Counts one through 10 and counts 12 through 18 each individually carry a possible punishment of death. He was found guilty on each of those 17 counts in the 30-count indictment.
As the clerk started to read the guilty verdicts, Tsarnaev kept his hands folded in front of him and looked down at the defense table. After about 20 guilty verdicts were read, the 21-year-old stood with his arms crossed.
Denise Richard, the mother of Martin, wiped tears from her face after the verdict was read, and the boy’s father, Bill Richard, embraced one of the prosecutors.
In the trial’s next phase, which could begin as early as Monday, the same jury will hear evidence on whether Tsarnaev should get the death penalty or spend the rest of his life in prison.
Defense lawyers said Tsarnaev conspired with his brother to bomb the marathon, but maintained the elder Tsarnaev was the plot’s mastermind.
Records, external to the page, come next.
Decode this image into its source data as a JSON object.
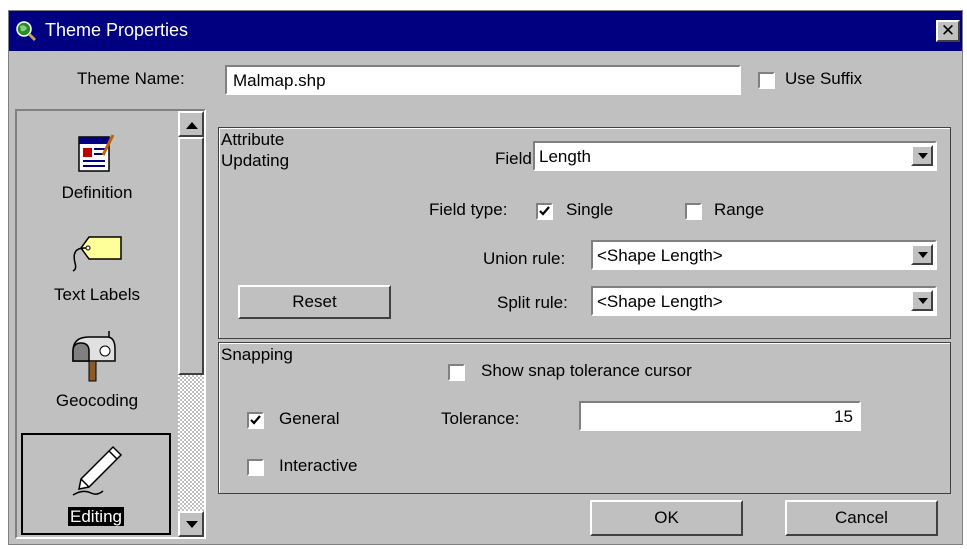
{
  "window": {
    "title": "Theme Properties",
    "close_glyph": "✕"
  },
  "theme_name": {
    "label": "Theme Name:",
    "value": "Malmap.shp",
    "use_suffix_label": "Use Suffix",
    "use_suffix_checked": false
  },
  "sidebar": {
    "items": [
      {
        "label": "Definition",
        "icon": "definition-icon",
        "selected": false
      },
      {
        "label": "Text Labels",
        "icon": "text-labels-icon",
        "selected": false
      },
      {
        "label": "Geocoding",
        "icon": "geocoding-icon",
        "selected": false
      },
      {
        "label": "Editing",
        "icon": "editing-icon",
        "selected": true
      }
    ]
  },
  "attribute_updating": {
    "group_label_line1": "Attribute",
    "group_label_line2": "Updating",
    "field_label": "Field:",
    "field_value": "Length",
    "field_type_label": "Field type:",
    "single_label": "Single",
    "single_checked": true,
    "range_label": "Range",
    "range_checked": false,
    "union_rule_label": "Union rule:",
    "union_rule_value": "<Shape Length>",
    "split_rule_label": "Split rule:",
    "split_rule_value": "<Shape Length>",
    "reset_label": "Reset"
  },
  "snapping": {
    "group_label": "Snapping",
    "show_cursor_label": "Show snap tolerance cursor",
    "show_cursor_checked": false,
    "general_label": "General",
    "general_checked": true,
    "interactive_label": "Interactive",
    "interactive_checked": false,
    "tolerance_label": "Tolerance:",
    "tolerance_value": "15"
  },
  "buttons": {
    "ok_label": "OK",
    "cancel_label": "Cancel"
  }
}
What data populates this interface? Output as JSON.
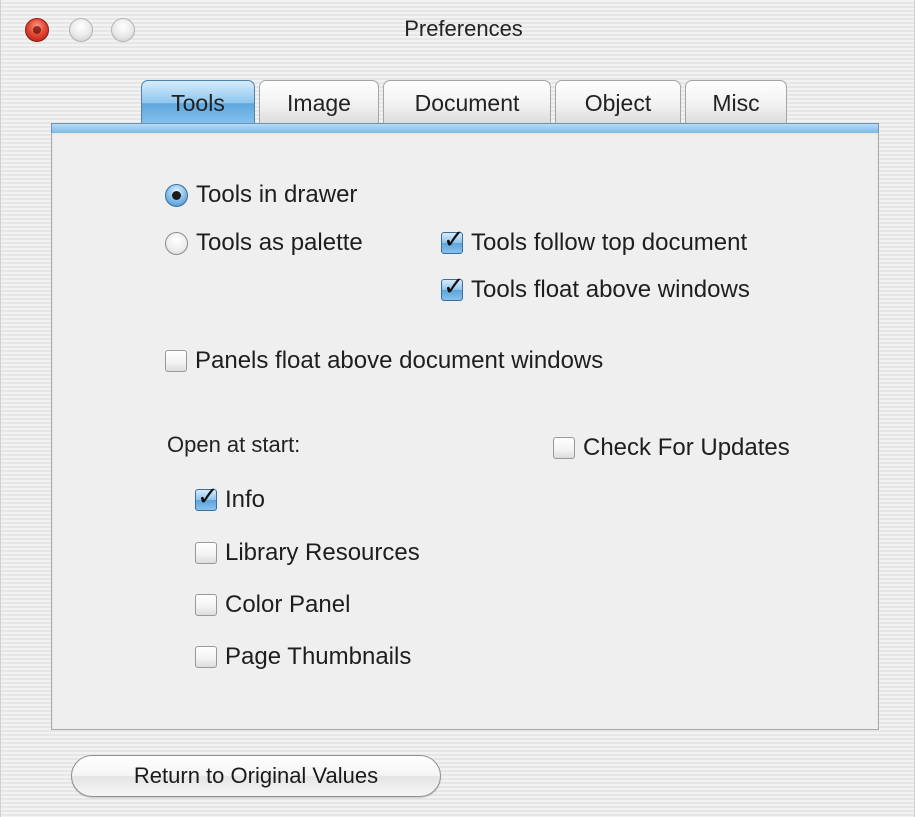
{
  "window": {
    "title": "Preferences"
  },
  "tabs": [
    {
      "label": "Tools",
      "selected": true
    },
    {
      "label": "Image",
      "selected": false
    },
    {
      "label": "Document",
      "selected": false
    },
    {
      "label": "Object",
      "selected": false
    },
    {
      "label": "Misc",
      "selected": false
    }
  ],
  "tools_panel": {
    "tools_in_drawer": {
      "label": "Tools in drawer",
      "selected": true
    },
    "tools_as_palette": {
      "label": "Tools as palette",
      "selected": false
    },
    "tools_follow_top_document": {
      "label": "Tools follow top document",
      "checked": true
    },
    "tools_float_above_windows": {
      "label": "Tools float above windows",
      "checked": true
    },
    "panels_float_above_document_windows": {
      "label": "Panels float above document windows",
      "checked": false
    },
    "open_at_start_label": "Open at start:",
    "check_for_updates": {
      "label": "Check For Updates",
      "checked": false
    },
    "open_at_start": {
      "info": {
        "label": "Info",
        "checked": true
      },
      "library_resources": {
        "label": "Library Resources",
        "checked": false
      },
      "color_panel": {
        "label": "Color Panel",
        "checked": false
      },
      "page_thumbnails": {
        "label": "Page Thumbnails",
        "checked": false
      }
    }
  },
  "footer": {
    "return_button_label": "Return to Original Values"
  },
  "colors": {
    "aqua_blue": "#5fa6dc",
    "close_red": "#e34a36"
  }
}
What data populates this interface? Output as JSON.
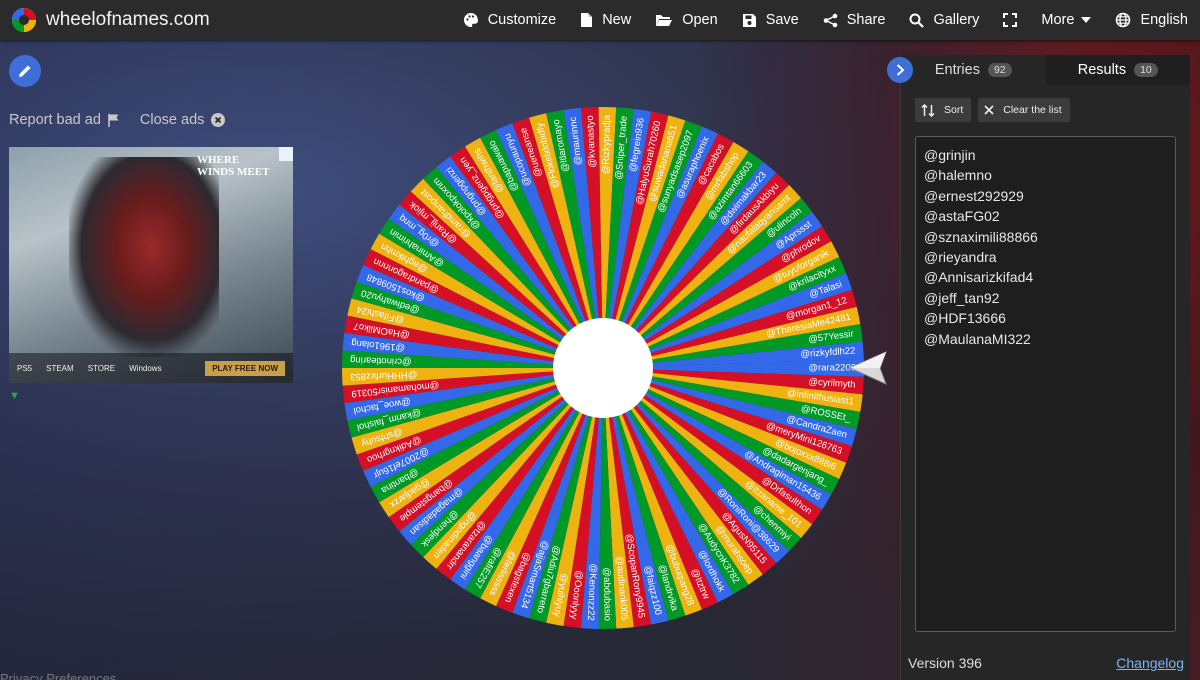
{
  "topbar": {
    "site_name": "wheelofnames.com",
    "nav": [
      {
        "label": "Customize",
        "icon": "palette-icon"
      },
      {
        "label": "New",
        "icon": "new-file-icon"
      },
      {
        "label": "Open",
        "icon": "folder-open-icon"
      },
      {
        "label": "Save",
        "icon": "save-icon"
      },
      {
        "label": "Share",
        "icon": "share-icon"
      },
      {
        "label": "Gallery",
        "icon": "search-icon"
      },
      {
        "label": "",
        "icon": "fullscreen-icon"
      },
      {
        "label": "More",
        "icon": "chevron-down-icon"
      },
      {
        "label": "English",
        "icon": "globe-icon"
      }
    ]
  },
  "left": {
    "report_bad_ad": "Report bad ad",
    "close_ads": "Close ads",
    "ad": {
      "title": "WHERE WINDS MEET",
      "platforms": [
        "PS5",
        "STEAM",
        "STORE",
        "Windows"
      ],
      "cta": "PLAY FREE NOW"
    },
    "privacy": "Privacy Preferences"
  },
  "wheel": {
    "colors": [
      "#3369e8",
      "#d50f25",
      "#eeb211",
      "#009925"
    ],
    "visible_labels": [
      "@rara2208",
      "@cyrilmyth",
      "@infinithusiast1",
      "@ROSSEt_",
      "@CandraZaen",
      "@meryMini126763",
      "@bojoxxx888i6",
      "@dadargenjang_",
      "@Andragiman15436",
      "@Drfasulthon",
      "@Itzaname_101",
      "@chenmiyi",
      "@RoniRoni@38629",
      "@AgusN95115",
      "@murahsoep",
      "@AudycnK3782",
      "@lordhokk",
      "@Itztrw",
      "@bubuqiang28",
      "@landrvika",
      "@faiqzz100",
      "@ScopanRony9945",
      "@audinank005",
      "@abdubasio",
      "@Kenonzz22",
      "@Ooonlyyy",
      "@yuihiyuy",
      "@Adiu7gbarreto",
      "@ajjaSmart5134",
      "@bagstexen",
      "@ferlisssss",
      "@rafiE257",
      "@baanggini",
      "@tzaranandrr",
      "@ngodinaden",
      "@hendjesk",
      "@magadadisan",
      "@bangstemple",
      "@gadjarzx",
      "@bantina",
      "@2007ef16ujr",
      "@Adikngrhoo",
      "@shfsuhy",
      "@karim_faishol",
      "@woe_fachol",
      "@mohamanisr50319",
      "@HHHurfirz853",
      "@crinotlearing",
      "@1961olang",
      "@HaOMilko7",
      "@Fifashi24",
      "@ediwahyu20",
      "@kos1509848",
      "@pandragonnnn",
      "@aghtkmhn",
      "@Aminahrimin",
      "@r0g_mnq",
      "@Ranjj_mjiok",
      "@ramdhanpost",
      "@kpolokpoxnm",
      "@pngnpgenzi",
      "@pngpgenz_yen",
      "@fanthwihs",
      "@bapuawalo",
      "@ucopaunyu",
      "@ueneanse",
      "@Flokelxlobidfy",
      "@ltlaromayo",
      "@maurinnc",
      "@kvanastyo",
      "@Rizkypradja",
      "@Sniper_trade",
      "@fegrein936",
      "@HalyuSurah70260",
      "@suwadanana651",
      "@sunyadsasep2097",
      "@asuraphoenix",
      "@cacabos",
      "@mrfabshop",
      "@azimtan66603",
      "@dwimakbar23",
      "@firdausAkbiyu",
      "@naufalaqyansamt",
      "@ulincoln",
      "@Aprssst",
      "@phrodov",
      "@tuyulorganik",
      "@krilacityxx",
      "@Talasi",
      "@morgan1_12",
      "@TheresiaMe42481",
      "@57Yessir",
      "@rizkyfdlh22"
    ]
  },
  "panel": {
    "tabs": [
      {
        "label": "Entries",
        "count": "92"
      },
      {
        "label": "Results",
        "count": "10"
      }
    ],
    "sort_label": "Sort",
    "clear_label": "Clear the list",
    "results": [
      "@grinjin",
      "@halemno",
      "@ernest292929",
      "@astaFG02",
      "@sznaximili88866",
      "@rieyandra",
      "@Annisarizkifad4",
      "@jeff_tan92",
      "@HDF13666",
      "@MaulanaMI322"
    ],
    "version": "Version 396",
    "changelog": "Changelog"
  }
}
Defense attorney Judy Clarke said it was Tamerlan Tsranaev who bought the bomb parts, built the bombs and planned the attack.
“If not for Tamerlan, it would not have happened,” Clarke said.
Federal prosecutors said the brothers wanted to punish America for its wars in Muslim countries.
“This was a cold, calculated terrorist act. This was intentional. It was bloodthirsty. It was to make a point,” Aloke Chakravarty said. “It was to tell America that ‘We will not be terrorized by you anymore. We will terrorize you.’”
During closings, prosecutors recalled for the jury the horror of that day with photographs and video of the carnage after the shrapnel-packed pressure-cooker bombs detonated. In one video, jurors could hear the agonizing screams of Campbell as she bled to death on the sidewalk.
“That day, they felt they were soldiers. They were the mujahedeen, and they were bringing their battle to Boston,” Chakravarty said.
Tamerlan Tsarnaev, 26, died four days after the bombings after he was shot by police in Watertown and run over by his brother in a getaway attempt.
Dzhokhar Tsarnaev was captured hours later when he was found hiding in a boat in a Watertown yard.